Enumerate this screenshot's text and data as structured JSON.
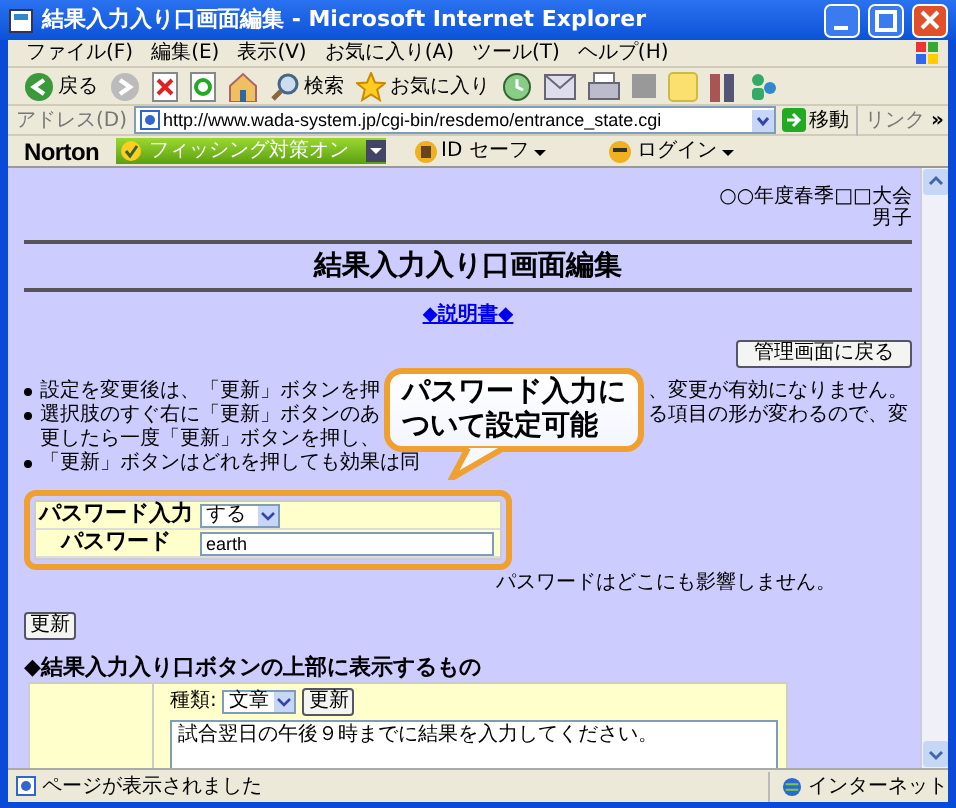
{
  "window": {
    "title": "結果入力入り口画面編集 - Microsoft Internet Explorer"
  },
  "menu": [
    "ファイル(F)",
    "編集(E)",
    "表示(V)",
    "お気に入り(A)",
    "ツール(T)",
    "ヘルプ(H)"
  ],
  "toolbar": {
    "back": "戻る",
    "search": "検索",
    "favorites": "お気に入り"
  },
  "address": {
    "label": "アドレス(D)",
    "url": "http://www.wada-system.jp/cgi-bin/resdemo/entrance_state.cgi",
    "go": "移動",
    "links": "リンク",
    "more": "»"
  },
  "norton": {
    "logo": "Norton",
    "phishing": "フィッシング対策オン",
    "id_safe": "ID セーフ",
    "login": "ログイン"
  },
  "page": {
    "header": [
      "○○年度春季□□大会",
      "男子"
    ],
    "heading": "結果入力入り口画面編集",
    "manual_link": "◆説明書◆",
    "back_button": "管理画面に戻る",
    "bullets": [
      {
        "parts": [
          "設定を変更後は、「更新」ボタンを押",
          "、変更が有効になりません。"
        ]
      },
      {
        "parts": [
          "選択肢のすぐ右に「更新」ボタンのあ",
          "る項目の形が変わるので、変"
        ],
        "continuation": "更したら一度「更新」ボタンを押し、"
      },
      {
        "parts": [
          "「更新」ボタンはどれを押しても効果は同"
        ]
      }
    ],
    "settings": [
      {
        "label": "パスワード入力",
        "kind": "select",
        "value": "する"
      },
      {
        "label": "パスワード",
        "kind": "text",
        "value": "earth"
      }
    ],
    "note": "パスワードはどこにも影響しません。",
    "update_button": "更新",
    "section_heading": "◆結果入力入り口ボタンの上部に表示するもの",
    "section": {
      "type_label": "種類:",
      "type_value": "文章",
      "update_button": "更新",
      "text": "試合翌日の午後９時までに結果を入力してください。"
    }
  },
  "callout": {
    "lines": [
      "パスワード入力に",
      "ついて設定可能"
    ]
  },
  "status_bar": {
    "text": "ページが表示されました",
    "zone": "インターネット"
  }
}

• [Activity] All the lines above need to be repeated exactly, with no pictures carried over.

• [Final answer]
Enumerate this screenshot's text and data as structured JSON.
{
  "window": {
    "title": "結果入力入り口画面編集 - Microsoft Internet Explorer"
  },
  "menu": [
    "ファイル(F)",
    "編集(E)",
    "表示(V)",
    "お気に入り(A)",
    "ツール(T)",
    "ヘルプ(H)"
  ],
  "toolbar": {
    "back": "戻る",
    "search": "検索",
    "favorites": "お気に入り"
  },
  "address": {
    "label": "アドレス(D)",
    "url": "http://www.wada-system.jp/cgi-bin/resdemo/entrance_state.cgi",
    "go": "移動",
    "links": "リンク",
    "more": "»"
  },
  "norton": {
    "logo": "Norton",
    "phishing": "フィッシング対策オン",
    "id_safe": "ID セーフ",
    "login": "ログイン"
  },
  "page": {
    "header": [
      "○○年度春季□□大会",
      "男子"
    ],
    "heading": "結果入力入り口画面編集",
    "manual_link": "◆説明書◆",
    "back_button": "管理画面に戻る",
    "bullets": [
      {
        "parts": [
          "設定を変更後は、「更新」ボタンを押",
          "、変更が有効になりません。"
        ]
      },
      {
        "parts": [
          "選択肢のすぐ右に「更新」ボタンのあ",
          "る項目の形が変わるので、変"
        ],
        "continuation": "更したら一度「更新」ボタンを押し、"
      },
      {
        "parts": [
          "「更新」ボタンはどれを押しても効果は同"
        ]
      }
    ],
    "settings": [
      {
        "label": "パスワード入力",
        "kind": "select",
        "value": "する"
      },
      {
        "label": "パスワード",
        "kind": "text",
        "value": "earth"
      }
    ],
    "note": "パスワードはどこにも影響しません。",
    "update_button": "更新",
    "section_heading": "◆結果入力入り口ボタンの上部に表示するもの",
    "section": {
      "type_label": "種類:",
      "type_value": "文章",
      "update_button": "更新",
      "text": "試合翌日の午後９時までに結果を入力してください。"
    }
  },
  "callout": {
    "lines": [
      "パスワード入力に",
      "ついて設定可能"
    ]
  },
  "status_bar": {
    "text": "ページが表示されました",
    "zone": "インターネット"
  }
}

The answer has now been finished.